#### Your objective
Return every line of the data below, exactly.

### Available records ###

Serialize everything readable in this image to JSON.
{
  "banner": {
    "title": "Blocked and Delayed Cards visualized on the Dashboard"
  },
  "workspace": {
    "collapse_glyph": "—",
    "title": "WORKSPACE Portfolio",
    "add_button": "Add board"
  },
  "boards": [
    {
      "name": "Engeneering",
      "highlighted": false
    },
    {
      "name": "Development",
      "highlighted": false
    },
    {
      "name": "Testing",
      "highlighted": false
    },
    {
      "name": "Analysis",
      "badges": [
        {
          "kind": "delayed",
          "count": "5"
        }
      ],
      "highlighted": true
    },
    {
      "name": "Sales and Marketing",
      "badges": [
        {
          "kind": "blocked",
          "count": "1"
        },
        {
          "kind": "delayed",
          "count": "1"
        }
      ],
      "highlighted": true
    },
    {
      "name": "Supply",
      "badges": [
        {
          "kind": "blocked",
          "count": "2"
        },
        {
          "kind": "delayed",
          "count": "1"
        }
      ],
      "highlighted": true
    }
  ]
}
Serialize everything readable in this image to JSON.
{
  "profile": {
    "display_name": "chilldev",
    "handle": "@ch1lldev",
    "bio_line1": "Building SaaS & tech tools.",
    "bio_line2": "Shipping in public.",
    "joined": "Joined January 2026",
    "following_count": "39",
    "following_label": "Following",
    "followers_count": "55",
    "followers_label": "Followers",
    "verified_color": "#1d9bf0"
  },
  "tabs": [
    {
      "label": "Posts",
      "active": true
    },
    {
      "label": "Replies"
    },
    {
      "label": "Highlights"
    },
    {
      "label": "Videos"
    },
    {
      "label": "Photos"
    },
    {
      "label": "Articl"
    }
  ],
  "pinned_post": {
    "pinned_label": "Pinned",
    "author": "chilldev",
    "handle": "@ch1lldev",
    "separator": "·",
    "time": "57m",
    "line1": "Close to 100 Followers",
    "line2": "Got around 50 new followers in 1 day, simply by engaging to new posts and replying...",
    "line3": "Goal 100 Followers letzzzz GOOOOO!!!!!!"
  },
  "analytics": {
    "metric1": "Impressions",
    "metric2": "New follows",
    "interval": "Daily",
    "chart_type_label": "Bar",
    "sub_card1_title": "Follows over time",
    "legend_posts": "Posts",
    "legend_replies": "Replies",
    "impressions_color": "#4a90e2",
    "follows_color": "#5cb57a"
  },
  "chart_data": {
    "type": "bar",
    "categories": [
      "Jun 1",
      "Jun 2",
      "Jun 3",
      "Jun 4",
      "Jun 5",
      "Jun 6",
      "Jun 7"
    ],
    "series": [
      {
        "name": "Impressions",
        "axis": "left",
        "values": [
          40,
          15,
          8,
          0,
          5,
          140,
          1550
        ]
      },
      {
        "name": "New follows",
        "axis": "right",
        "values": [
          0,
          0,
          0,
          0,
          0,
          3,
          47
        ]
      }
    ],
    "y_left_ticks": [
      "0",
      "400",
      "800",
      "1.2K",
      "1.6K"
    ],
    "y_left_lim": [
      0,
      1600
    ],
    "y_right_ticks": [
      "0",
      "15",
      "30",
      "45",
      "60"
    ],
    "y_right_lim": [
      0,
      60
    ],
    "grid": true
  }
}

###

#### Response below
Serialize everything readable in this image to JSON.
{
  "banner": {
    "title": "Blocked and Delayed Cards visualized on the Dashboard"
  },
  "workspace": {
    "collapse_glyph": "—",
    "title": "WORKSPACE Portfolio",
    "add_button": "Add board"
  },
  "boards": [
    {
      "name": "Engeneering",
      "highlighted": false
    },
    {
      "name": "Development",
      "highlighted": false
    },
    {
      "name": "Testing",
      "highlighted": false
    },
    {
      "name": "Analysis",
      "badges": [
        {
          "kind": "delayed",
          "count": "5"
        }
      ],
      "highlighted": true
    },
    {
      "name": "Sales and Marketing",
      "badges": [
        {
          "kind": "blocked",
          "count": "1"
        },
        {
          "kind": "delayed",
          "count": "1"
        }
      ],
      "highlighted": true
    },
    {
      "name": "Supply",
      "badges": [
        {
          "kind": "blocked",
          "count": "2"
        },
        {
          "kind": "delayed",
          "count": "1"
        }
      ],
      "highlighted": true
    }
  ]
}
Serialize everything readable in this image to JSON.
{
  "profile": {
    "display_name": "chilldev",
    "handle": "@ch1lldev",
    "bio_line1": "Building SaaS & tech tools.",
    "bio_line2": "Shipping in public.",
    "joined": "Joined January 2026",
    "following_count": "39",
    "following_label": "Following",
    "followers_count": "55",
    "followers_label": "Followers",
    "verified_color": "#1d9bf0"
  },
  "tabs": [
    {
      "label": "Posts",
      "active": true
    },
    {
      "label": "Replies"
    },
    {
      "label": "Highlights"
    },
    {
      "label": "Videos"
    },
    {
      "label": "Photos"
    },
    {
      "label": "Articl"
    }
  ],
  "pinned_post": {
    "pinned_label": "Pinned",
    "author": "chilldev",
    "handle": "@ch1lldev",
    "separator": "·",
    "time": "57m",
    "line1": "Close to 100 Followers",
    "line2": "Got around 50 new followers in 1 day, simply by engaging to new posts and replying...",
    "line3": "Goal 100 Followers letzzzz GOOOOO!!!!!!"
  },
  "analytics": {
    "metric1": "Impressions",
    "metric2": "New follows",
    "interval": "Daily",
    "chart_type_label": "Bar",
    "sub_card1_title": "Follows over time",
    "legend_posts": "Posts",
    "legend_replies": "Replies",
    "impressions_color": "#4a90e2",
    "follows_color": "#5cb57a"
  },
  "chart_data": {
    "type": "bar",
    "categories": [
      "Jun 1",
      "Jun 2",
      "Jun 3",
      "Jun 4",
      "Jun 5",
      "Jun 6",
      "Jun 7"
    ],
    "series": [
      {
        "name": "Impressions",
        "axis": "left",
        "values": [
          40,
          15,
          8,
          0,
          5,
          140,
          1550
        ]
      },
      {
        "name": "New follows",
        "axis": "right",
        "values": [
          0,
          0,
          0,
          0,
          0,
          3,
          47
        ]
      }
    ],
    "y_left_ticks": [
      "0",
      "400",
      "800",
      "1.2K",
      "1.6K"
    ],
    "y_left_lim": [
      0,
      1600
    ],
    "y_right_ticks": [
      "0",
      "15",
      "30",
      "45",
      "60"
    ],
    "y_right_lim": [
      0,
      60
    ],
    "grid": true
  }
}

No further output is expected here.